ComplianceEase announced that ComplianceAnalyzer will audit loans for compliance with the Dodd-Frank Act, including identification of the highest-impact barriers to meeting the Qualified Mortgage (QM) standard. ComplianceEase quantified the areas of greatest industry impact in the QM rule, all of which will be included in ComplianceAnalyzer audit reports at least two months before the effective date of January 10, 2014.
ComplianceEase analyzed the effects that the QM rules will have on current mortgage loans audited by ComplianceAnalyzer, finding that more than one in five loans originated today would not qualify for the QM Safe Harbor. Specifically:
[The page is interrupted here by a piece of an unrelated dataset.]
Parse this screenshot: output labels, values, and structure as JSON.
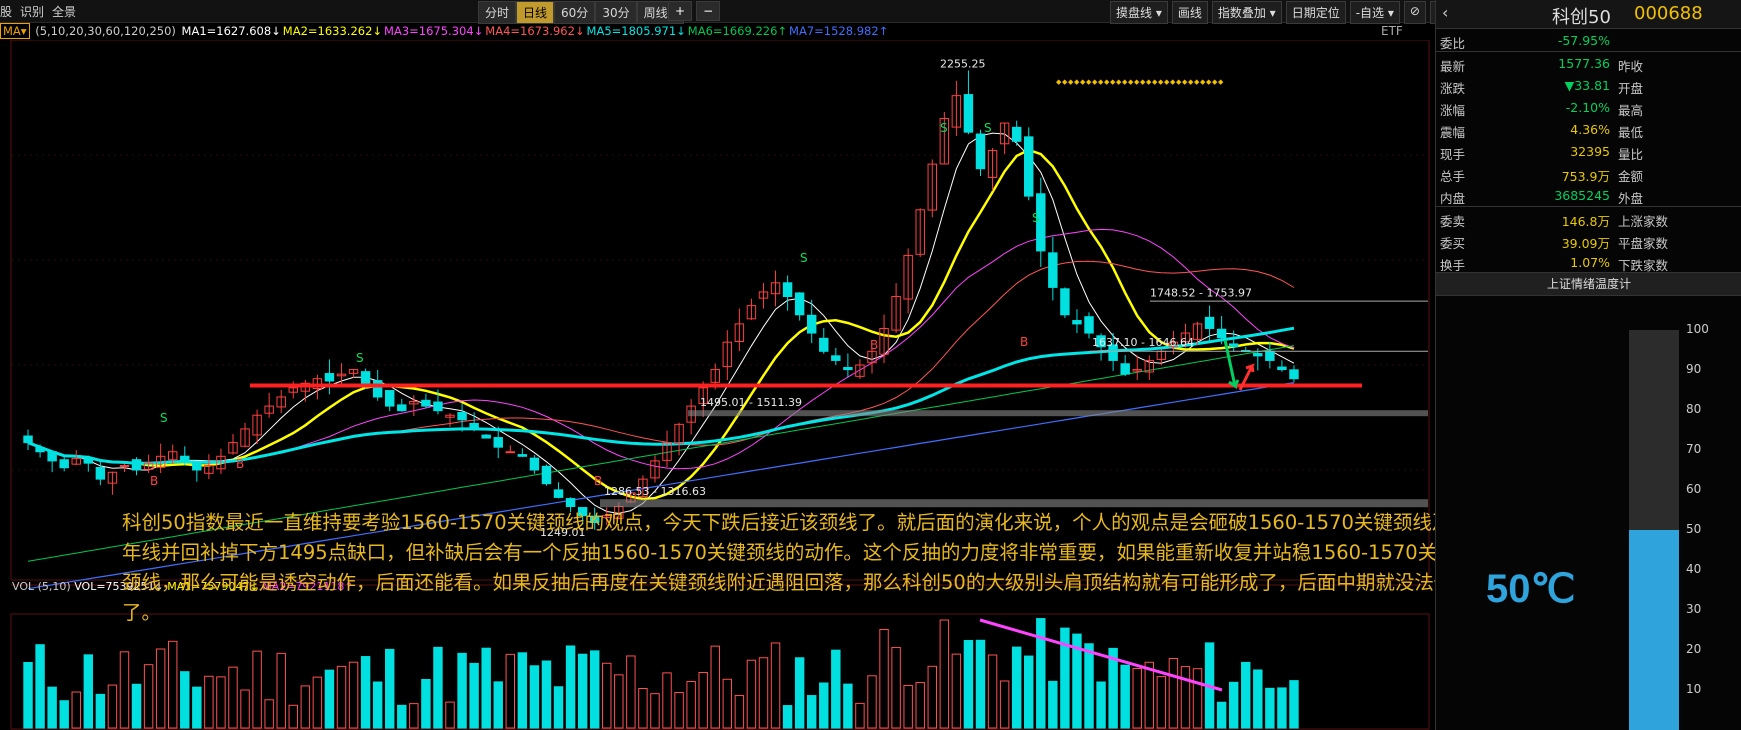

►More than half of such loans have fees that exceed the new three percent points and fees threshold
►Loans with fees that exceed the three percent threshold typically exceed it by nearly $1,500; and
►The rest have APRs that are too high to qualify for the safe harbor classification
Based on current guidelines, these loans also will not be eligible for purchase, insurance or guarantee by government-sponsored enterprises (GSEs) or government agencies. Moreover, due to lack of marketability, lenders generally try to avoid originating loans known as “high-cost” loans, which are subject to restrictions in the Home Ownership and Equity Protection Act (HOEPA). With new, stricter points and fees thresholds in the amended HOEPA, close to three percent of loans in the study that previously weren’t HOEPA loans would move into the federal “high-cost” category. On average, those loans would exceed the new HOEPA points and fees threshold by more than $1,000. ComplianceEase has designed the new capabilities in ComplianceAnalyzer to target these areas of high exposure.
ComplianceAnalyzer offers compliance protection to financial institutions with real-time, loan-level audits for federal, state and local laws, regulations, and secondary market investor requirements. Lenders can quickly correct violations using detailed analysis reports before a loan closes.
“We used ComplianceAnalyzer, together with proprietary loan data modeling, to simulate current lending patterns under the forthcoming rules. The results have given us a good idea of the impact that the new rules and, in particular, the new thresholds will have when January comes around," said Jason Roth, CMT, senior vice president of Product Development at ComplianceEase.
As part of the Dodd-Frank Act, the Consumer Financial Protection Bureau (CFPB) is implementing broad regulatory changes to require that mortgage lenders verify that borrowers have the ability to repay their loans. The QM designation offers an alternative to those provisions in exchange for tighter limits on fees, APR, and other terms of the loan. Starting in January, loans that aren’t eligible for purchase, insurance, or guarantee by GSEs or government agencies must also comply with new underwriting standards.
Whether a loan is originated according to QM rules or the ability-to-repay provisions of Dodd-Frank, compliance requirements are both comprehensive and challenging. Lenders are especially concerned about non-compliance with the new rules because legal liability can potentially be assigned to their institutions and any secondary investors or servicers for the life of a loan. In all cases, lenders will need to retain detailed records of their process and their data to substantiate their findings, making technology a must in order to stay in compliance.
“Banking and mortgage executives need to evaluate their technology providers very carefully because the QM rule can create legal liability for the life of a loan,” said John Vong, CMB, CMT, president of ComplianceEase, “We’ve built our QM audits on a compliance platform that the industry has trusted for more than a decade. It’s easy to say that you have a QM compliance solution but our experience tells us that the devil is in the details.”